The winter weather has driven us inside, and COVID has prevented us from seeing a lot of our friends. So, instead of binging another season of your favorite show, why not break out a pack of cards and play a game with the other members of your household? Live alone? no worries! There’s a card game for that, too. Solitaire is one of my favorites, and believe it or not, there are TONS of varieties you can play, so even alone, you can keep yourself entertained for hours.

Learn how to Play the 200 Best Card Games Ever covers, as the title suggests, 200 different card games. Whether you’re looking to play Canasta, Bridge, Rummy, Blackjack, Cribbage, Whist, Solitaire, or Poker, there is something here for everyone. Family game night just got a whole lot more exciting with this varied collection of games. The directions are easy to understand and are also illustrated, designed to make this an ideal book for the novice card-shark or anyone looking to add a bit of flair to an otherwise quiet Saturday.
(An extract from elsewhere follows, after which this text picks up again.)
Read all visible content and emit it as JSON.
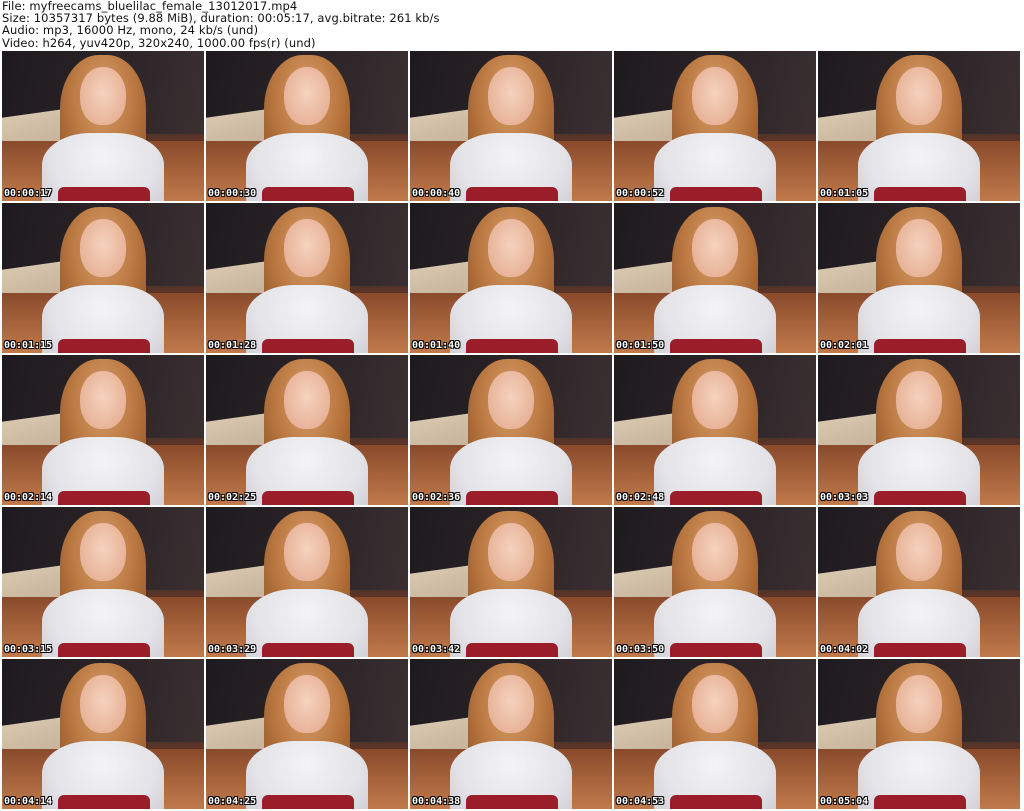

If you’re primarily playing with younger family members, then perhaps Crazy Eights and Other Card Games will be more your speed. This simple book shares 20 games that are perfect for players of all ages, such as Crazy Eights, War, Slap-Jack, or Go Fish. Illustrations make it easy for everyone to understand and follow the rules, and of course, the games themselves promise hours of enjoyment. Additionally, younger players will be able to learn how to properly hold their cards and how to properly shuffle–both of which are must-have basic skills for any card game, whether you’re playing Old Maid or Poker.

I love to play Solitaire. Sometimes I’ll play while I’m watching TV. Sometimes, when I’m listening to audiobooks. I’m a notorious fidget, so having something to do with my hands is a necessity. For the longest time, I thought that Solitaire could only be played one way, viz. that style that comes default on computers. But, that’s only one type (and for the curious, it’s called Klondike). There are in fact, tons of other solo-player card games, including ones played in a long line, as well as those played in circles. Some even use more than one deck. One of my favorites involves a special type of Japanese playing card called a “flower card” or hanafuda. Luckily for us, Card Games For One contains simple but fun games that don’t require special cards. Just a pack of your usual playing card will do nicely!

I love the “For Dummies” series because it takes complicated topics and breaks them down into bite-sized chunks that most people can understand–because learning should be fun! But, I can already see the grimace on some of your faces as a suggest Card Games for Dummies. No, I’m not questioning your intelligence. I’m just sharing a great series with you. Beginning card players will find simple and easy-to-follow instructions for learning a new card game, while more experienced players will be able to pick up hints and tips to really make their game stronger. In short, there’s something for everyone!

Want to try something new? Impress your friends at your next game night? Then, why not try something old school with 34 Vintage Card Games Explained? This collection contains (as the title suggests) vintage and classic card games that have generally been forgotten. While there are some familiar games like Euchre and Poker to be found here, you can also explore varieties like Loo, Matrimony, Catch the Ten, Sift Smoke, and Pope Joan. Enjoy the experience of learning classic techniques and games that aren’t really played today. And enjoy teaching your friends all about them, too.


I'm the Reader's Advisory Librarian at WPPL. My interests include old horror films, classic novels, manga and anime, paper-crafting, and plants. If you like my suggestions, you can request personalized recommendations from me on My Librarian page.